Jim Reische, Williams’ chief communications officer, made clear that EphBlog has no affiliation with the College and said Kane is treated no differently from any other alum in his interactions with the administration. When Kane has asked for privileged or confidential data relating to students, often in aggregate form — which Reische said happens periodically — he has been turned down.
Reische said his office has fielded requests and inquiries from Kane countless times since EphBlog was founded. He said he personally does not view the blog favorably. “I have devoted a lot of time over my years at Williams to trying to either prevent or mitigate the harm that I think that blog has done to people at this institution,” Reische said.
Kane has allowed other contributors to EphBlog to make numerous bigoted and hateful posts in recent years. The site has played host to dozens of posts by John Drew, who taught at the College from 1986 to 1989 and whose posts on the site are especially vitriolic toward members of the College community, whom he often names in full.
Drew’s posts about current students have included pictures of them without their consent. He made several racist and transphobic comments on EphBlog in February 2019; like “Field,” he defended Identity Evropa and compared the group to Black Lives Matter in multiple posts that month. Pushback from other users against Drew’s posts led him to leave EphBlog in July 2019, despite attempts from Field to defend Drew’s contributions.

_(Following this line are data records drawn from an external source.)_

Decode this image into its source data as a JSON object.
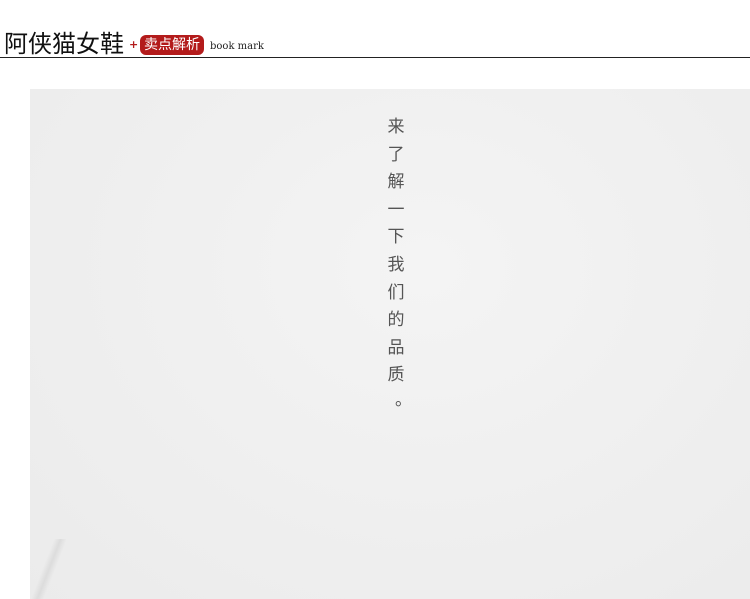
{
  "header": {
    "brand": "阿侠猫女鞋",
    "plus": "+",
    "badge": "卖点解析",
    "bookmark": "book mark"
  },
  "colors": {
    "accent": "#b31b1b",
    "panel_bg": "#f0f0f0",
    "text": "#555555"
  },
  "panel": {
    "chars": [
      "来",
      "了",
      "解",
      "一",
      "下",
      "我",
      "们",
      "的",
      "品",
      "质",
      "。"
    ]
  }
}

Former editor-in-chief of the Record Nicholas Goldrosen ’20 said it was not unusual for his name to show up on EphBlog because of articles he wrote for the Record. “My time on the Record taught me that there is a whole cottage industry for right-wing grievances about higher education,” Goldrosen said. “EphBlog fell into exactly this model: people who complain that academia is hypersensitive, yet themselves take umbrage with everything that occurs at a College they were last affiliated with years before. These sources often rely on reports from campus newspapers; hence, many Record articles (including ones I wrote) cropped up on EphBlog, and that brought me to the site with some frequency.”
Goldrosen agreed with Reische that the site does more harm than good for the College community. “I found EphBlog to be offensive, mean-spirited, and acerbic,” he said. “The discussions on the site made Williams no better of a college — indeed, I would wager the blog made many feel less welcome on campus. Good riddance.”
Arrington Luck and Kevin Yang, Executive Editors, contributed reporting for this article.
This article was updated at 11:07 a.m. on Oct. 7 to include more details on the circumstances surrounding Moore’s departure from the College.